With a plethora of possible applications, Ruby is a scripting language that is comparable in ability to Python. Although Python is quicker and consumes fewer resources, many developers prefer Ruby for its appealing aesthetics and user-friendliness.
The design philosophy of Ruby is founded on a concise collection of essential principles:
People-centric approach:According to Matsumoto, having programmers replicate computer logic is unpleasant and unnatural. He proposes that computer languages should aim to simulate human thought and language as closely as possible, making tasks easier for programmers.
Minimize surprise factor:Nearly all programmers agree that Ruby adheres well to this guideline.
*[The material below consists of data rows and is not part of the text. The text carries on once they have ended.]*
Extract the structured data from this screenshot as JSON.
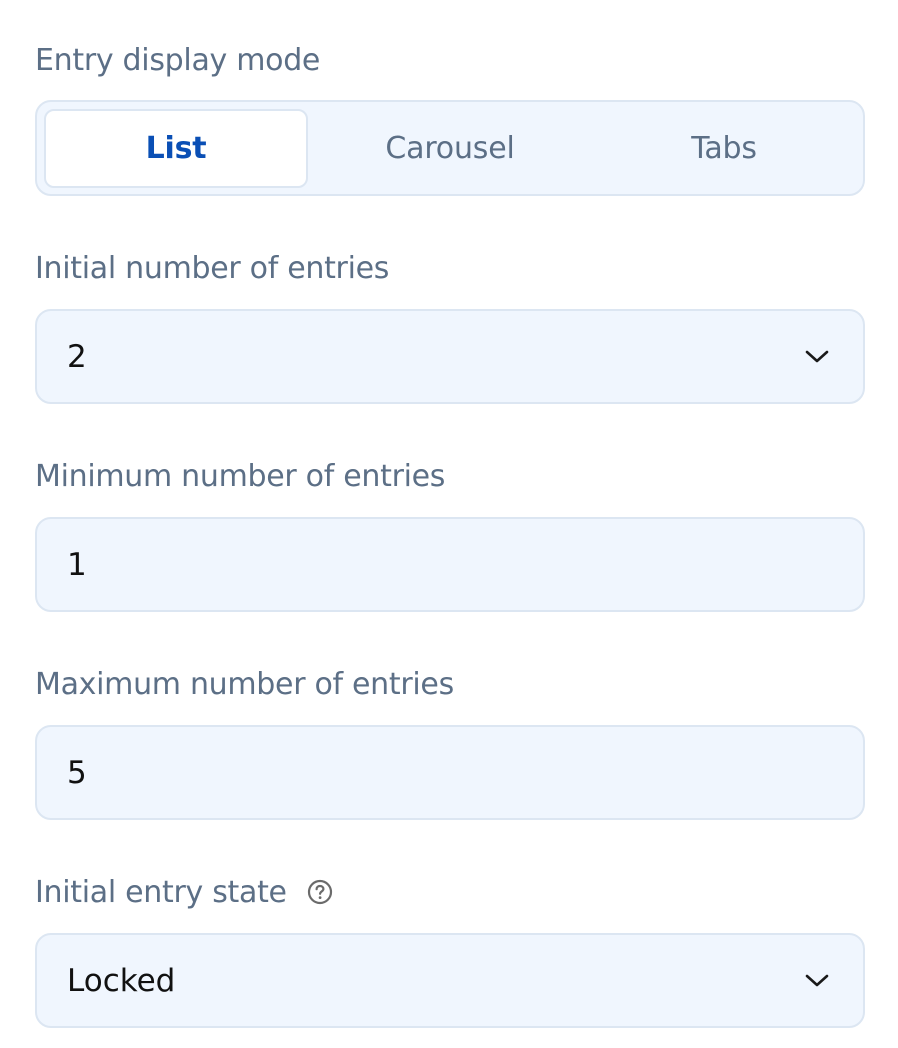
{
  "display_mode": {
    "label": "Entry display mode",
    "options": [
      "List",
      "Carousel",
      "Tabs"
    ],
    "selected": "List"
  },
  "initial_entries": {
    "label": "Initial number of entries",
    "value": "2",
    "icon": "chevron-down-icon"
  },
  "minimum_entries": {
    "label": "Minimum number of entries",
    "value": "1"
  },
  "maximum_entries": {
    "label": "Maximum number of entries",
    "value": "5"
  },
  "initial_state": {
    "label": "Initial entry state",
    "help_icon": "question-circle-icon",
    "value": "Locked",
    "icon": "chevron-down-icon"
  },
  "colors": {
    "field_background": "#f0f6fe",
    "border": "#dce6f2",
    "label_text": "#5c6f86",
    "active_accent": "#0a4fb5"
  }
}
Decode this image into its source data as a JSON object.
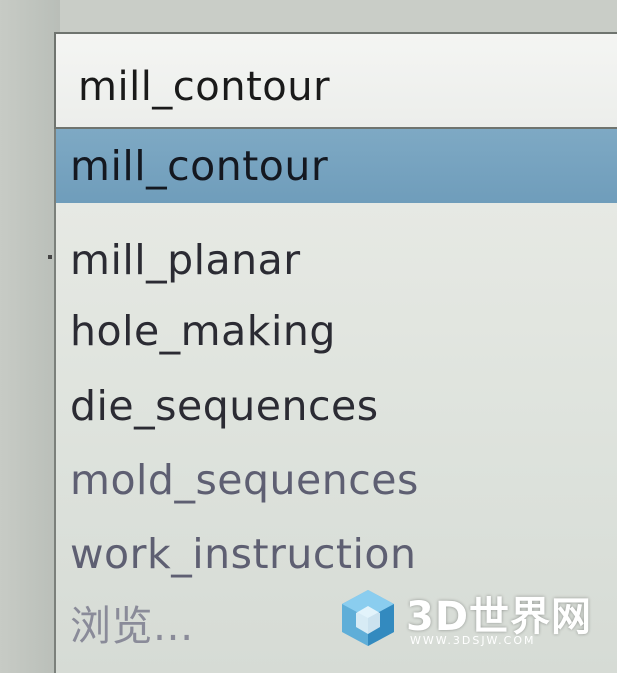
{
  "combo": {
    "selected_value": "mill_contour"
  },
  "list": {
    "items": [
      {
        "label": "mill_contour",
        "state": "selected"
      },
      {
        "label": "mill_planar",
        "state": "normal"
      },
      {
        "label": "hole_making",
        "state": "normal"
      },
      {
        "label": "die_sequences",
        "state": "normal"
      },
      {
        "label": "mold_sequences",
        "state": "faded"
      },
      {
        "label": "work_instruction",
        "state": "faded"
      },
      {
        "label": "浏览...",
        "state": "faint"
      }
    ]
  },
  "watermark": {
    "brand": "3D世界网",
    "url": "WWW.3DSJW.COM"
  },
  "colors": {
    "selection": "#7ea9c4",
    "list_bg": "#e9ebe6",
    "watermark_logo": "#4aa6d8"
  }
}
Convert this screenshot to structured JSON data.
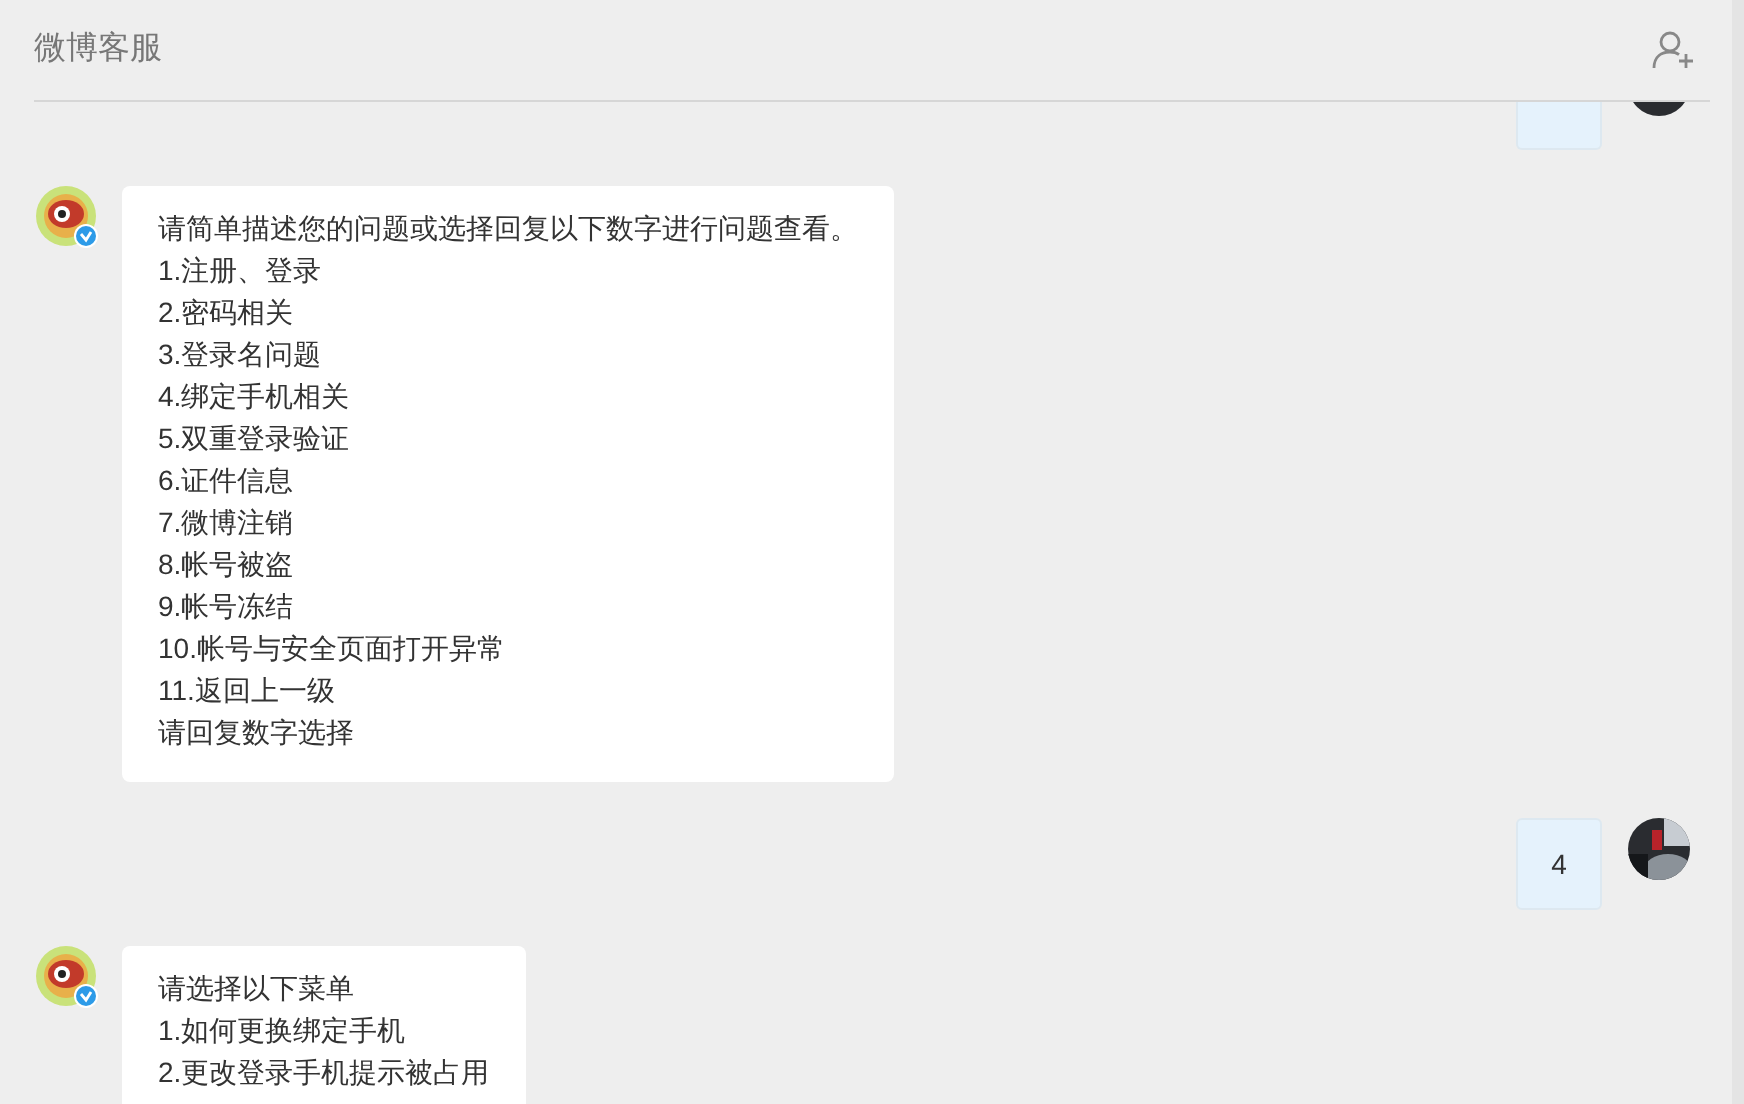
{
  "header": {
    "title": "微博客服"
  },
  "messages": [
    {
      "kind": "clipped"
    },
    {
      "kind": "received",
      "lines": [
        "请简单描述您的问题或选择回复以下数字进行问题查看。",
        "1.注册、登录",
        "2.密码相关",
        "3.登录名问题",
        "4.绑定手机相关",
        "5.双重登录验证",
        "6.证件信息",
        "7.微博注销",
        "8.帐号被盗",
        "9.帐号冻结",
        "10.帐号与安全页面打开异常",
        "11.返回上一级",
        "请回复数字选择"
      ]
    },
    {
      "kind": "sent",
      "lines": [
        "4"
      ]
    },
    {
      "kind": "received",
      "lines": [
        "请选择以下菜单",
        "1.如何更换绑定手机",
        "2.更改登录手机提示被占用"
      ]
    }
  ]
}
The language should not be unexpected, with code written in simple terms and outcomes foreseeable.
Celebrating the joys of programming:Matsumoto contends that developers are the happiest when they can focus on the artistic aspect of programming. Ruby is designed with this in mind, offering multiple solutions to a problem, akin to Perl.
Comparing Ruby and Python Programming Languages
Ruby contends with significant competition from Python, celebrated for its user-friendly aspects and thriving developer community. Python is one of the most sought-after programming languages in its class, making it a challenging competitor for Ruby.
Popularity does not always indicate quality. The appeal of Ruby lies in its adaptability and pliable structure. In a nutshell, Python is more user-friendly, while Ruby is more intricate, albeit with a steeper learning curve.
Programming with Python can feel restrictive, whereas Ruby offers more leeway; for example, strings are unchangeable in Ruby, while Python permits manipulation. This slight contrast between the two languages underscores their fundamental disparities.
Ruby’s robust backing of Object-Oriented Programming (OOP) makes it an appealing selection for OOP enthusiasts. Despite having classes, inheritance, and methods, Python, on the other hand, does not have good encapsulation.
Python boasts an extensive and active development community, whereas Ruby’s community, though possibly slower, is more dependable and steady. It would be unfair to say Ruby is superior based solely on its community producing better tools; however, Ruby’s libraries tend to have fewer bugs.
Ruby: The Language that Impresses from the Start
Ruby is more than just a language for web programming, and is now an excellent option for prototyping and showcasing proof of concept during the early stages of software development. This does not indicate a language of inferior quality; it is, in fact, highly esteemed.
Quick prototyping necessitates a codebase that is easy to read and can be easily altered to accommodate fresh ideas. In such situations, Ruby proves to be a fitting language, permitting speedy creation of brief scripts or projects that may require frequent modifications.
While not counted among the most widely used programming languages, Ruby’s devoted user base continues to preserve its presence and actively endorses its potential as a viable alternative to the dominant languages in the industry.